Many spent considerable time fulfilling the Department of Labor’s (DOL’s) fee requirements, reacting to developments in the stable value environment, weighing the pros and cons of retirement income solutions, and evaluating the implications of peers’ DC lawsuits—all while handling the usual responsibilities associated with their DC plans. With the year drawing to a close, plan sponsors may wish to take a moment to review all they have accomplished over the past 12 months—then create a to-do list for 2013.   

As we look forward to the next year, Callan offers eight action items that it believes should be on every DC plan sponsor’s list of priorities:  

1. Benchmark plan fees and services. The DOL’s required fee disclosures resulted in an avalanche of information for plan sponsors. The onus is on fiduciaries to benchmark the fee and service data they now possess. In this evaluation process, plan sponsors may wish to consider not only the reasonableness of plan fees, but the manner in which they are paid. For example, is revenue sharing a well-considered approach to pay for plan administration?
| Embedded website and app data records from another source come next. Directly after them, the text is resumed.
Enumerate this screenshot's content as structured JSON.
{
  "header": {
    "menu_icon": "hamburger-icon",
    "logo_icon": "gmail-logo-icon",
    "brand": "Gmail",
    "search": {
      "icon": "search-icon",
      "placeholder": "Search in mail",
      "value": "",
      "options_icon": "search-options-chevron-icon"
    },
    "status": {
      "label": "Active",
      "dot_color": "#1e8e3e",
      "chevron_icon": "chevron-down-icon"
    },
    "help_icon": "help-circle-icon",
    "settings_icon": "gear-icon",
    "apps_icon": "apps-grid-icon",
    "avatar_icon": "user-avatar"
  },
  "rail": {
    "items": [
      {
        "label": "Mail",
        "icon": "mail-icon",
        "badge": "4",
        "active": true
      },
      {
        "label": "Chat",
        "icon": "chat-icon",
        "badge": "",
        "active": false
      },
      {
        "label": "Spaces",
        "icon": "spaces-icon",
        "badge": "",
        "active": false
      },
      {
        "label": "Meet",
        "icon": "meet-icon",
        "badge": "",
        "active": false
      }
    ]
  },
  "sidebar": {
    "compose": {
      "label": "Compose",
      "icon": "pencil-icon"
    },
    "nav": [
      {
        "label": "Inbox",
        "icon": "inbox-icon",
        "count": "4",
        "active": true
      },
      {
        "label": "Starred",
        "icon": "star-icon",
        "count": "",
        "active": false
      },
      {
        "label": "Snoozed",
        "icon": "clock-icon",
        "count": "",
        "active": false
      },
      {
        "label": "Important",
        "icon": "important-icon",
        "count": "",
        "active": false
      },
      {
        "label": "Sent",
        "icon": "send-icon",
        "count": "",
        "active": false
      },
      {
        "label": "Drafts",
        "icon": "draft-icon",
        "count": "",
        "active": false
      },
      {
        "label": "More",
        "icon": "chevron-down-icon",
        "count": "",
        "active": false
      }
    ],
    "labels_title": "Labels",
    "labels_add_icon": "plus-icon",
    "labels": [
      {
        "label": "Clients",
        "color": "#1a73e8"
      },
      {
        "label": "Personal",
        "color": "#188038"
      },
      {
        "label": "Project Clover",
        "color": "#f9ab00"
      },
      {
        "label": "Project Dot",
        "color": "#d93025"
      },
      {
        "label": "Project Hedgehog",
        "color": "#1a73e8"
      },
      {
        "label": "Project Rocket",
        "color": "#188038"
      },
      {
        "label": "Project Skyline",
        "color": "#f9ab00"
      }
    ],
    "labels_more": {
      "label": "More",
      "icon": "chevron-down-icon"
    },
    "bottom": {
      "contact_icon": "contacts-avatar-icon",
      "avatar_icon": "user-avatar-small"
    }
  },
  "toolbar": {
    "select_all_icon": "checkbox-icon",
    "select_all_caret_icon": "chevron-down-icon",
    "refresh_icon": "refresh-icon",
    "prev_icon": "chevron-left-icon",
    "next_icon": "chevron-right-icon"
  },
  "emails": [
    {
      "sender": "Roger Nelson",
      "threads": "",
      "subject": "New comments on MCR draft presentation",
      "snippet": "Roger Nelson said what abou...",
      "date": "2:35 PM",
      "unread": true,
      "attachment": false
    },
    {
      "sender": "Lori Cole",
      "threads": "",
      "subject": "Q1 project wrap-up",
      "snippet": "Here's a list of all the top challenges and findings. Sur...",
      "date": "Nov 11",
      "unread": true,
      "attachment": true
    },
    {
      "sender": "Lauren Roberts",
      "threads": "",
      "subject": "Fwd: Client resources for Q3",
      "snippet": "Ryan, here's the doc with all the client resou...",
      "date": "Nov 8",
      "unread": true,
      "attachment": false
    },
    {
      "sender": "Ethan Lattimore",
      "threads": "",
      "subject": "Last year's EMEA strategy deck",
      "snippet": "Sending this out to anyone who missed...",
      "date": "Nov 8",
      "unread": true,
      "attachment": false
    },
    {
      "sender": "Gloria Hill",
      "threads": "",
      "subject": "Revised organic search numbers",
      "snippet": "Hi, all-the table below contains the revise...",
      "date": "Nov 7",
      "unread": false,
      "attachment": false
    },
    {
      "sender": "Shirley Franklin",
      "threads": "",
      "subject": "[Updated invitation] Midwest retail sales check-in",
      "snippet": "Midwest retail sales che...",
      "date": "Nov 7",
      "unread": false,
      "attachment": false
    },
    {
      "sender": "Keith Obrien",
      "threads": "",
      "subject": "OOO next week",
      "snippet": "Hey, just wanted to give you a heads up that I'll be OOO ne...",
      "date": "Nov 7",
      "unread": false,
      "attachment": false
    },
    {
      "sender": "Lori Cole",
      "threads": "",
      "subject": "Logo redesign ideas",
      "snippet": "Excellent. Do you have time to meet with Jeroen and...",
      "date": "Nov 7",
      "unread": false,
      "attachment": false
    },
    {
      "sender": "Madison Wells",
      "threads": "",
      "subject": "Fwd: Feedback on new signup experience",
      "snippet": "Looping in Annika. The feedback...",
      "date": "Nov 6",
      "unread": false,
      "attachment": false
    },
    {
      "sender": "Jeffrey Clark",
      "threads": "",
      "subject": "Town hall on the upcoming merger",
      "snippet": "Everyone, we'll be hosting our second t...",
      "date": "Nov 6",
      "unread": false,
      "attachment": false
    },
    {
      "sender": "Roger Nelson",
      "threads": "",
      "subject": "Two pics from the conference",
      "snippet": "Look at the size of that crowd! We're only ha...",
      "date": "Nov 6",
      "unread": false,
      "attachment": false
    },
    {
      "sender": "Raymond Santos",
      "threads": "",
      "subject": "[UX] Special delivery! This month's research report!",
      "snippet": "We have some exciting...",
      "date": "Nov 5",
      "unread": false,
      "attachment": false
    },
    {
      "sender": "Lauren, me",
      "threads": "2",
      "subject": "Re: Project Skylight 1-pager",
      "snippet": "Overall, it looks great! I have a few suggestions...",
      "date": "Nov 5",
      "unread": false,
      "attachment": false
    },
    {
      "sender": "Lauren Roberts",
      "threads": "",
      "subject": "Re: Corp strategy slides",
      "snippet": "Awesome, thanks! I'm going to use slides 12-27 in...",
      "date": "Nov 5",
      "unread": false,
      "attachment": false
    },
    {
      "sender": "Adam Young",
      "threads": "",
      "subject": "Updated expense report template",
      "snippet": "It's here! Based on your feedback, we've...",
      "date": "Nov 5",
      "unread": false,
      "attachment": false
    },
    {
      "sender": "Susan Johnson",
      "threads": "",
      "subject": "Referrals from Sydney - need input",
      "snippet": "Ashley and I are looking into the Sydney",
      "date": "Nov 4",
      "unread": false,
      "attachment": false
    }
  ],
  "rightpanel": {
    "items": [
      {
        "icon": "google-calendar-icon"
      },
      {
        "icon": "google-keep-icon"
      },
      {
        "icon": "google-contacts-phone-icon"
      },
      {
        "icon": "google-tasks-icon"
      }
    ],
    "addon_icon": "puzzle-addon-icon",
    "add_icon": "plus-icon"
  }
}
Would a flat, per-participant fee be more equitable? Some plan sponsors have even gone so far as to create a fee payment policy, either as part of their investment policy statement or as a separate document. At a minimum, plan sponsors would be wise to document their fee evaluation process.   

2. Review the investment policy statement (IPS). According to Callan’s 2012 DC Trends Survey, while most plans have an IPS, nearly half failed to review it in the past 12 months. With some fee lawsuits focusing on plan sponsor adherence to the IPS, it is critical that the document be reviewed, made consistent with best practices, and be well understood by the Investment Committee. The ideal IPS gives clear guidelines, creates a reasonable process, provides a roadmap for making sound, long-term-oriented decisions, and outlines criteria to keep the Investment Committee on track.